Last of the Western Emperors
Romulus was the young son of the Master of Soldiers, Orestes who had been appointed to the post by Emperor Julius Nepos. His father, Orestes, had once worked in the service of Attila the Hun acting as his secretary. Orestes was an ambitious man and decided to plot against what correctly saw was an Emperor lacking solid support. Orestes led mainly German troops into rebellion against Julius Nepos. The Emperor quickly fled from Rome to Ravenna and finally fled the West altogether traveling to his native country Dalmatia where he remained as Emperor in Exile until his death in 480 AD. Due to Orestes’ association with Attila, he followed to lead of the former ambitious general Ricimer and decided to rule the West by installing his own Emperor. That candidate was his son Romulus. Orestes elevated his son to the throne while he himself administered Italy in the name of his son and effectively ruled virtually as Emperor.
After ten months of power, in August, 476 AD, Orestes’ barbarian mercenaries mutinied once again and proclaimed Odovacar King. Orestes was captured and beheaded at Placentia, and the helpless Romulus was deposed at Ravenna and permitted by Odovacar to retire to live in the Bay of Naples at the Castellum Lucullanum in Campania otherwise known today as Castle dell ‘Ovo where he lived out his life fading from the historical record where he died toward the end of the 5th century.
Thus ended the succession of Western Emperors which had begun with Honorius in 395 AD following the death of his father, Theodosius I The Great. Odovacar then sent the Imperial insignia, which had been worn by Romulus, together with a delegation of Roman Senators to Emperor Zeno at Constantinople. The delegation declared to Zeno that the West no longer required a separate Emperor of its own. Zeno thus conferred upon Odovacar the title of Patrician and the rank of Master of Soldiers. The whole Empire was once more united under the rule of one Augustus, though most of the Western provinces had now been conquered by Germanic invaders and transformed into Teutonic kingdoms.
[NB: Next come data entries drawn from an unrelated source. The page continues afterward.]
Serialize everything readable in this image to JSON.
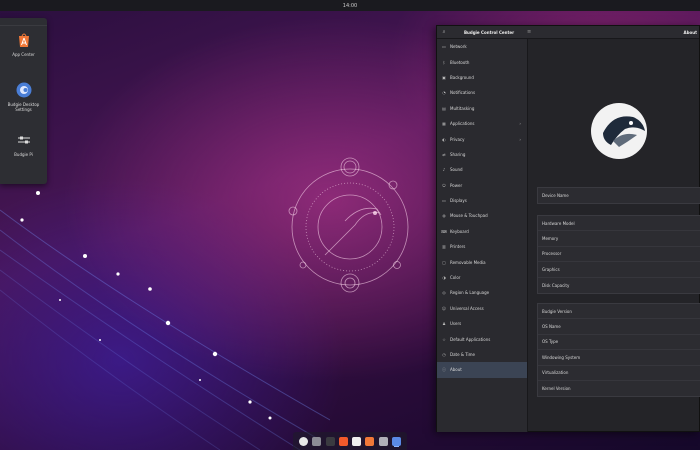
{
  "top_panel": {
    "clock": "14:00"
  },
  "app_menu": {
    "items": [
      {
        "label": "App Center",
        "icon": "app-center-icon"
      },
      {
        "label": "Budgie Desktop Settings",
        "icon": "budgie-settings-icon"
      },
      {
        "label": "Budgie Pi",
        "icon": "sliders-icon"
      }
    ]
  },
  "control_center": {
    "title": "Budgie Control Center",
    "page_title": "About",
    "sidebar": [
      {
        "label": "Network",
        "icon": "network-icon"
      },
      {
        "label": "Bluetooth",
        "icon": "bluetooth-icon"
      },
      {
        "label": "Background",
        "icon": "background-icon"
      },
      {
        "label": "Notifications",
        "icon": "notifications-icon"
      },
      {
        "label": "Multitasking",
        "icon": "multitasking-icon"
      },
      {
        "label": "Applications",
        "icon": "applications-icon",
        "chevron": true
      },
      {
        "label": "Privacy",
        "icon": "privacy-icon",
        "chevron": true
      },
      {
        "label": "Sharing",
        "icon": "sharing-icon"
      },
      {
        "label": "Sound",
        "icon": "sound-icon"
      },
      {
        "label": "Power",
        "icon": "power-icon"
      },
      {
        "label": "Displays",
        "icon": "displays-icon"
      },
      {
        "label": "Mouse & Touchpad",
        "icon": "mouse-icon"
      },
      {
        "label": "Keyboard",
        "icon": "keyboard-icon"
      },
      {
        "label": "Printers",
        "icon": "printer-icon"
      },
      {
        "label": "Removable Media",
        "icon": "removable-media-icon"
      },
      {
        "label": "Color",
        "icon": "color-icon"
      },
      {
        "label": "Region & Language",
        "icon": "region-icon"
      },
      {
        "label": "Universal Access",
        "icon": "accessibility-icon"
      },
      {
        "label": "Users",
        "icon": "users-icon"
      },
      {
        "label": "Default Applications",
        "icon": "default-apps-icon"
      },
      {
        "label": "Date & Time",
        "icon": "clock-icon"
      },
      {
        "label": "About",
        "icon": "info-icon",
        "active": true
      }
    ],
    "device_name_label": "Device Name",
    "hardware": [
      "Hardware Model",
      "Memory",
      "Processor",
      "Graphics",
      "Disk Capacity"
    ],
    "software": [
      "Budgie Version",
      "OS Name",
      "OS Type",
      "Windowing System",
      "Virtualization",
      "Kernel Version"
    ]
  },
  "dock": {
    "items": [
      {
        "icon": "budgie-menu-icon",
        "color": "#e8e8e8"
      },
      {
        "icon": "files-icon",
        "color": "#8c8c95"
      },
      {
        "icon": "terminal-icon",
        "color": "#3a3a40"
      },
      {
        "icon": "brave-icon",
        "color": "#f25a2b"
      },
      {
        "icon": "text-editor-icon",
        "color": "#eeeeee"
      },
      {
        "icon": "app-center-icon",
        "color": "#f07838"
      },
      {
        "icon": "settings-icon",
        "color": "#b0b0b8"
      },
      {
        "icon": "control-center-icon",
        "color": "#5a8ae6",
        "active": true
      }
    ]
  },
  "colors": {
    "accent": "#3b4454",
    "window_bg": "#242428"
  }
}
The pretense of maintaining a Latin Emperor in the West was abandoned and the decline and fall of the once-great Roman Empire were complete.
Only three tremisses of Romulus from Rome are known.
Mints: Arelate; Ravenna; Rome
D N ROMVLVS AVGVSTVS P F AVG
D N ROM AVGVSTVS P F AVG
AU Solidus (4.50 grams)
AU Tremissis (1.45 grams)
AR ½ Siliqua (1.12 grams)
AE 4 Bronze (0.61 grams)